:: REQUIRED WORK ::
Your result will be the set of lines with "Charge", copied from the material below.

:: ENTRIES SUPPLIED ::
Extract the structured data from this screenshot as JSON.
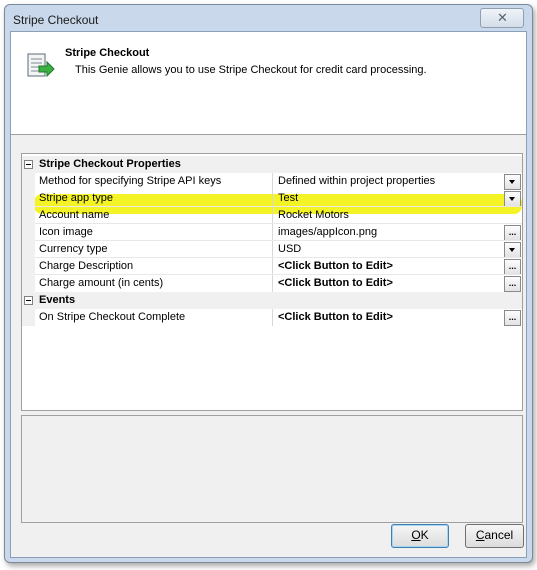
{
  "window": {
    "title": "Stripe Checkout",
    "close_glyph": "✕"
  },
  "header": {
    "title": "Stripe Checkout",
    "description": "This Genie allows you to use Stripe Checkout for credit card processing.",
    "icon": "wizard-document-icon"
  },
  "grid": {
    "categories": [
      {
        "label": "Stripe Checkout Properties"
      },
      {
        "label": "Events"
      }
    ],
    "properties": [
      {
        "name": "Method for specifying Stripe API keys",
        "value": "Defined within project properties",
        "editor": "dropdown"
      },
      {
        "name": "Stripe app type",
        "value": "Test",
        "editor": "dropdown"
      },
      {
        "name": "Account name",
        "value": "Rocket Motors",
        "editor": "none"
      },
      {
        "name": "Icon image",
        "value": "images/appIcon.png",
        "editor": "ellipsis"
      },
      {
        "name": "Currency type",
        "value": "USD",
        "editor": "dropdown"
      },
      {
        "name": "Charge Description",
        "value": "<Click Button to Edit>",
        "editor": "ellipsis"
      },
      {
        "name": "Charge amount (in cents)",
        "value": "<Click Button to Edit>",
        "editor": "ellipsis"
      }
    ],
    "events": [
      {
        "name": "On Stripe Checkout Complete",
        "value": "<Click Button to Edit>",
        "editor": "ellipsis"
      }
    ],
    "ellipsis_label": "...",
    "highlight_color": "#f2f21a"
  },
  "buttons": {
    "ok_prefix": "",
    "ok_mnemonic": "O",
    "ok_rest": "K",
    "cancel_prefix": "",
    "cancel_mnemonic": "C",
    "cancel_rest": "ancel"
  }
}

:: SOLUTION TO THIS EXERCISE ::
        "name": "Charge Description",
        "name": "Charge amount (in cents)",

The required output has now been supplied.